### MAT 132 Spring 2006 Review - Chapter 5

*References are to Stewart, Single Variable Calculus - SBU Edition*
5.5 Substitution rule. Know how to recognize the "outer" function
`f` and the "inner" function `g` in the integrand
`f(g(x)) g'(x) dx`, and how to then simplify the integrand
by rewriting it as `f(u)du`. [Example 1 page 387]. Remember,
in an indefinite integral, to return to the original variable
(in this case, `x`) for your answer.
Know how to transform the limits of integration in a definite
integral [Equation 5 page 389, Example 6 page 390]. Exercises 21, 25, 53.

5.6 Integration by parts. Know how to choose `u` and `dv`
so that `v du` will be an easier integrand than `u dv`.
[Note at bottom of page 394; Exercises 3,5]. Know when to do two
consecutive integrations by parts [Example 3, Exercise 7]. Know the
method for treating integrands like `e`^{x} sin x dx
[Example 4, Exercise 13]. Know the "exotic" integrations by parts:
`ln x dx`, `arctan x dx` [Examples 2, 5, Exercises 21, 23].

5.9 Approximate integration. Know how to carry out a left endpoint
approximation `L` ("left-hand sum") for a definite integral, given
a number `n` of (equal) subintervals. Know also how to compute
the "right-hand sum" R [Example 2(a) page 357]. Know that if `f`
is increasing on an interval `[a,b]` then `L` underestimates,
and `R` overestimates, the integral of `f` from `a`
to `b`. Understand how to compute the Trapezoidal approximation
`T = (L + R)/2` and that `T` overestimates the integral if
`f` is concave up, and underestimates if `f` is concave
down. [Figures 2, 3 page 413]
Understand how to compute the Midpoint
approximation `M` and how to apply Simpson's Rule
[Box, page 418, Example 4] Exercise 25.

5.10 Improper integrals. A: Infinite interval of integration.
Understand how to calculate an integral from `a` to
infinity as the limit, as `T` goes to infinity, of the
integral from `a` to `T` *if that limit exists.*
[Fundamental examples `1/x`^{2} on page 423 and
`1/x` in Example 1]. Understand why `1/x`^{p}
gives a convergent integral from 1 to infinity if `p > 1`
and a divergent integral (no limit) otherwise [Example 4].

B: Function goes to infinity at a finite value `a`.
Understand how to calculate an integral from `a` to
`b` as the limit, as `t` goes to `a`, of the
integral from `t` to `b` *if that limit exists.*
Fundamental examples `1/x`^{1/2} [See Example 5] and
`1/x`. Understand why `1/x`^{p}
gives a convergent integral from 0 to 1 if `p < 1`
and a divergent integral (no limit) otherwise.
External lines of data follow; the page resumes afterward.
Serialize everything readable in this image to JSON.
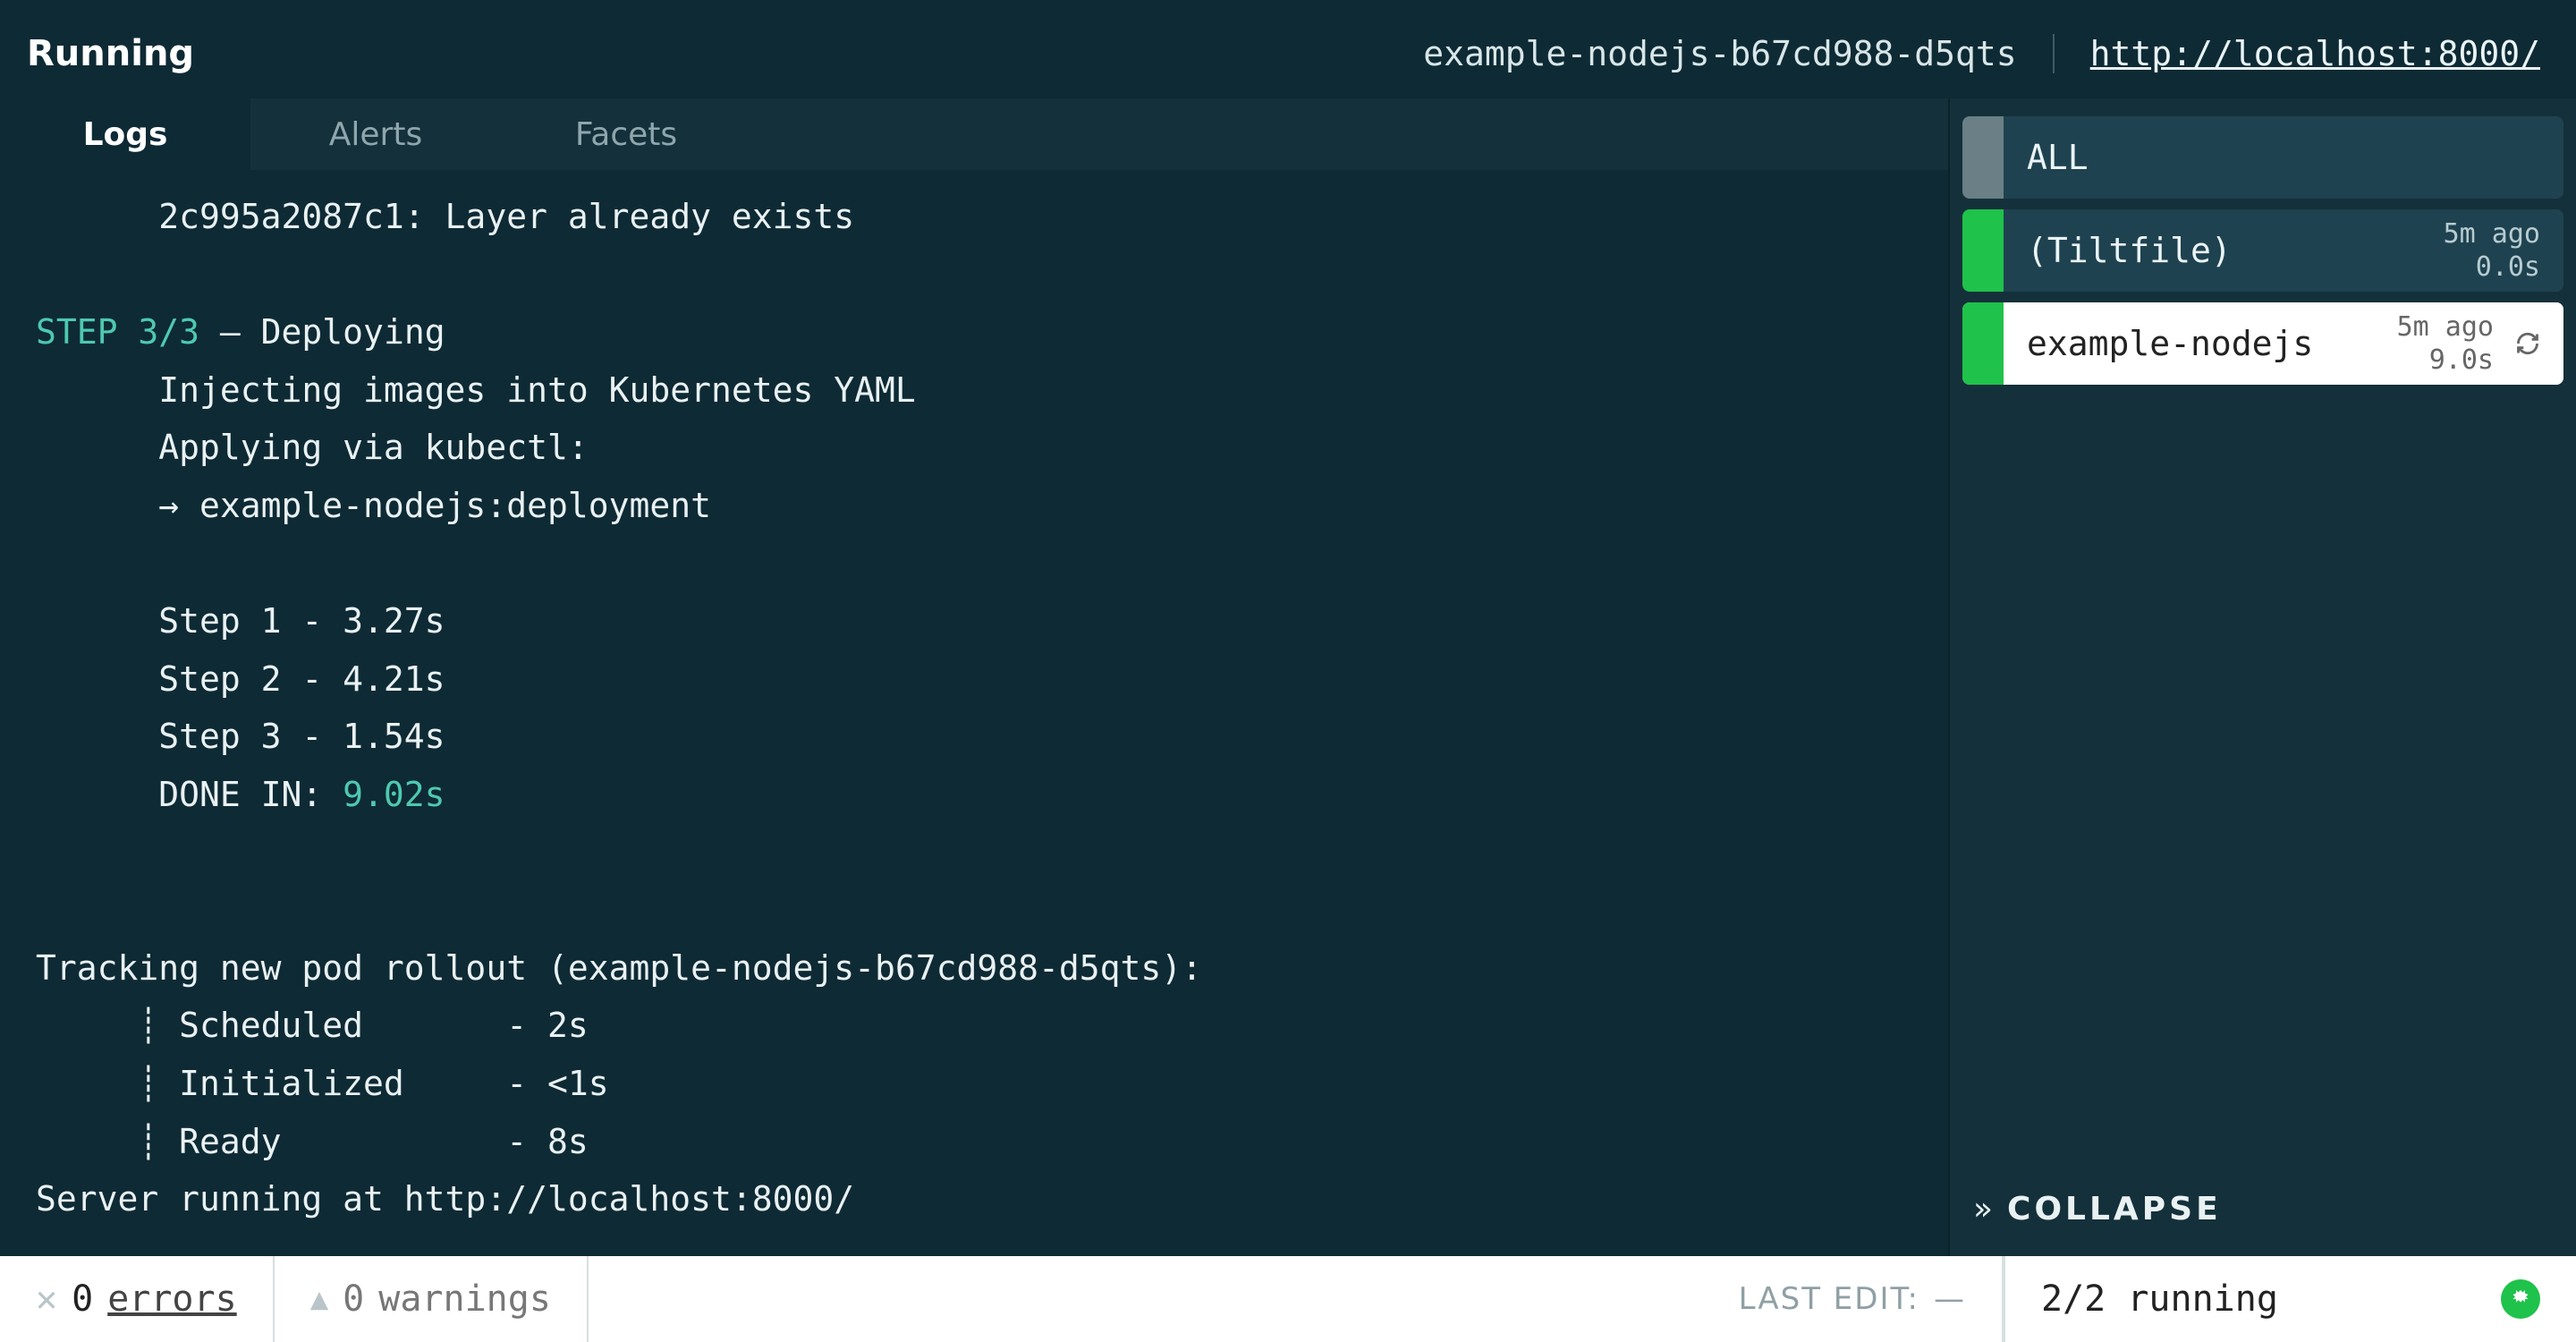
{
  "header": {
    "status": "Running",
    "pod_name": "example-nodejs-b67cd988-d5qts",
    "endpoint": "http://localhost:8000/"
  },
  "tabs": {
    "logs": "Logs",
    "alerts": "Alerts",
    "facets": "Facets",
    "active": "logs"
  },
  "logs": {
    "line_push": "      2c995a2087c1: Layer already exists",
    "step_label": "STEP 3/3",
    "step_sep": " — ",
    "step_title": "Deploying",
    "inject": "      Injecting images into Kubernetes YAML",
    "apply": "      Applying via kubectl:",
    "apply_target": "      → example-nodejs:deployment",
    "t1": "      Step 1 - 3.27s",
    "t2": "      Step 2 - 4.21s",
    "t3": "      Step 3 - 1.54s",
    "done_prefix": "      DONE IN: ",
    "done_time": "9.02s",
    "track": "Tracking new pod rollout (example-nodejs-b67cd988-d5qts):",
    "pod1": "     ┊ Scheduled       - 2s",
    "pod2": "     ┊ Initialized     - <1s",
    "pod3": "     ┊ Ready           - 8s",
    "server": "Server running at http://localhost:8000/"
  },
  "sidebar": {
    "all": "ALL",
    "items": [
      {
        "name": "(Tiltfile)",
        "ago": "5m ago",
        "dur": "0.0s"
      },
      {
        "name": "example-nodejs",
        "ago": "5m ago",
        "dur": "9.0s"
      }
    ],
    "collapse": "COLLAPSE"
  },
  "footer": {
    "errors_count": "0",
    "errors_label": "errors",
    "warnings_count": "0",
    "warnings_label": "warnings",
    "last_edit_label": "LAST EDIT:",
    "last_edit_value": "—",
    "running": "2/2 running"
  }
}
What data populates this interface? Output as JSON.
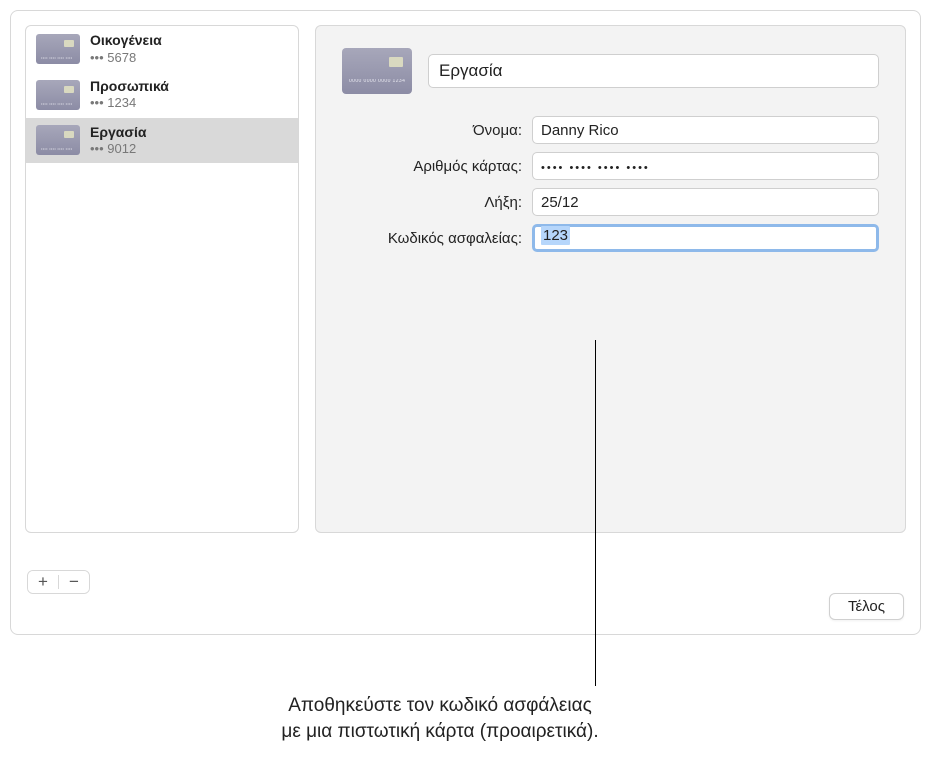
{
  "sidebar": {
    "items": [
      {
        "label": "Οικογένεια",
        "sub": "••• 5678"
      },
      {
        "label": "Προσωπικά",
        "sub": "••• 1234"
      },
      {
        "label": "Εργασία",
        "sub": "••• 9012"
      }
    ],
    "selected_index": 2
  },
  "detail": {
    "title_value": "Εργασία",
    "labels": {
      "name": "Όνομα:",
      "card_number": "Αριθμός κάρτας:",
      "expiry": "Λήξη:",
      "security_code": "Κωδικός ασφαλείας:"
    },
    "values": {
      "name": "Danny Rico",
      "card_number_masked": "•••• •••• •••• ••••",
      "expiry": "25/12",
      "security_code": "123"
    }
  },
  "buttons": {
    "add": "+",
    "remove": "−",
    "done": "Τέλος"
  },
  "callout": {
    "line1": "Αποθηκεύστε τον κωδικό ασφάλειας",
    "line2": "με μια πιστωτική κάρτα (προαιρετικά)."
  }
}
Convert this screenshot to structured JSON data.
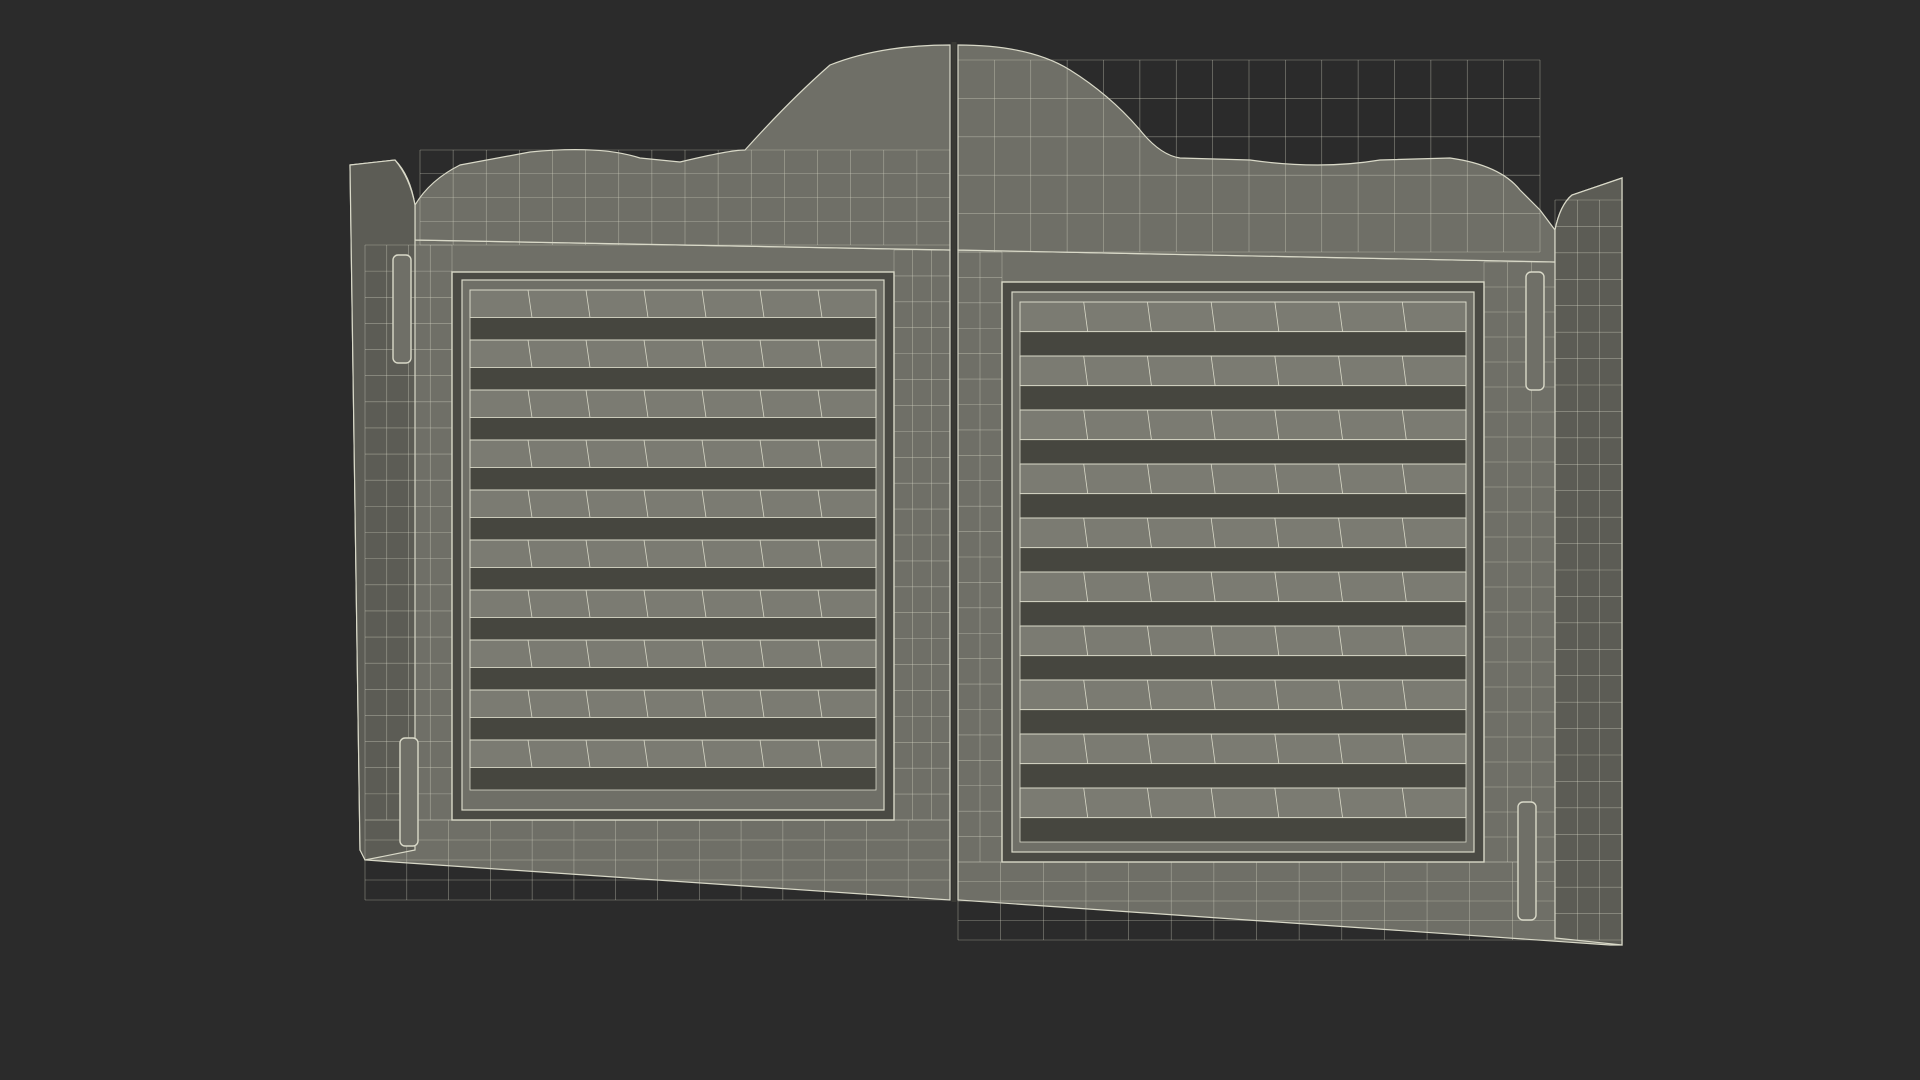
{
  "scene": {
    "subject": "saloon-swinging-doors-wireframe",
    "colors": {
      "background": "#2b2b2b",
      "panel": "#6f6f67",
      "panel_shade": "#5c5c55",
      "panel_dark": "#4a4a44",
      "wire": "#d9d9c8",
      "louver_light": "#7b7b72",
      "louver_dark": "#46463f"
    },
    "doors": [
      {
        "name": "left-door",
        "louvers": 10,
        "hinges": 2
      },
      {
        "name": "right-door",
        "louvers": 10,
        "hinges": 2
      }
    ]
  }
}
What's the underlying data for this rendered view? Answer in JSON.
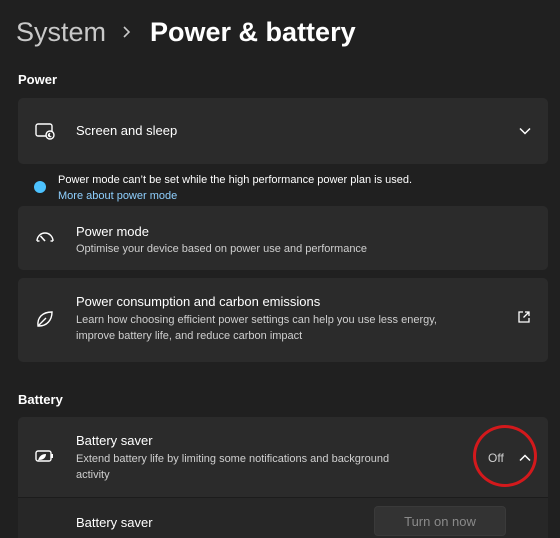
{
  "breadcrumb": {
    "parent": "System",
    "current": "Power & battery"
  },
  "power_section": {
    "title": "Power",
    "screen_sleep": {
      "title": "Screen and sleep",
      "icon": "screen-sleep-icon"
    },
    "notice": {
      "text": "Power mode can’t be set while the high performance power plan is used.",
      "link": "More about power mode",
      "icon": "info-icon",
      "color": "#4cc2ff"
    },
    "power_mode": {
      "title": "Power mode",
      "description": "Optimise your device based on power use and performance",
      "icon": "gauge-icon"
    },
    "consumption": {
      "title": "Power consumption and carbon emissions",
      "description_line1": "Learn how choosing efficient power settings can help you use less energy,",
      "description_line2": "improve battery life, and reduce carbon impact",
      "icon": "leaf-icon",
      "action_icon": "open-external-icon"
    }
  },
  "battery_section": {
    "title": "Battery",
    "saver": {
      "title": "Battery saver",
      "description_line1": "Extend battery life by limiting some notifications and background",
      "description_line2": "activity",
      "state": "Off",
      "icon": "battery-saver-icon",
      "highlight_color": "#d3191c"
    },
    "saver_row": {
      "label": "Battery saver",
      "button": "Turn on now"
    }
  }
}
Exercises 23, 25.
Be able to apply the Comparison Test [Example 9]
Exercises 17, 19.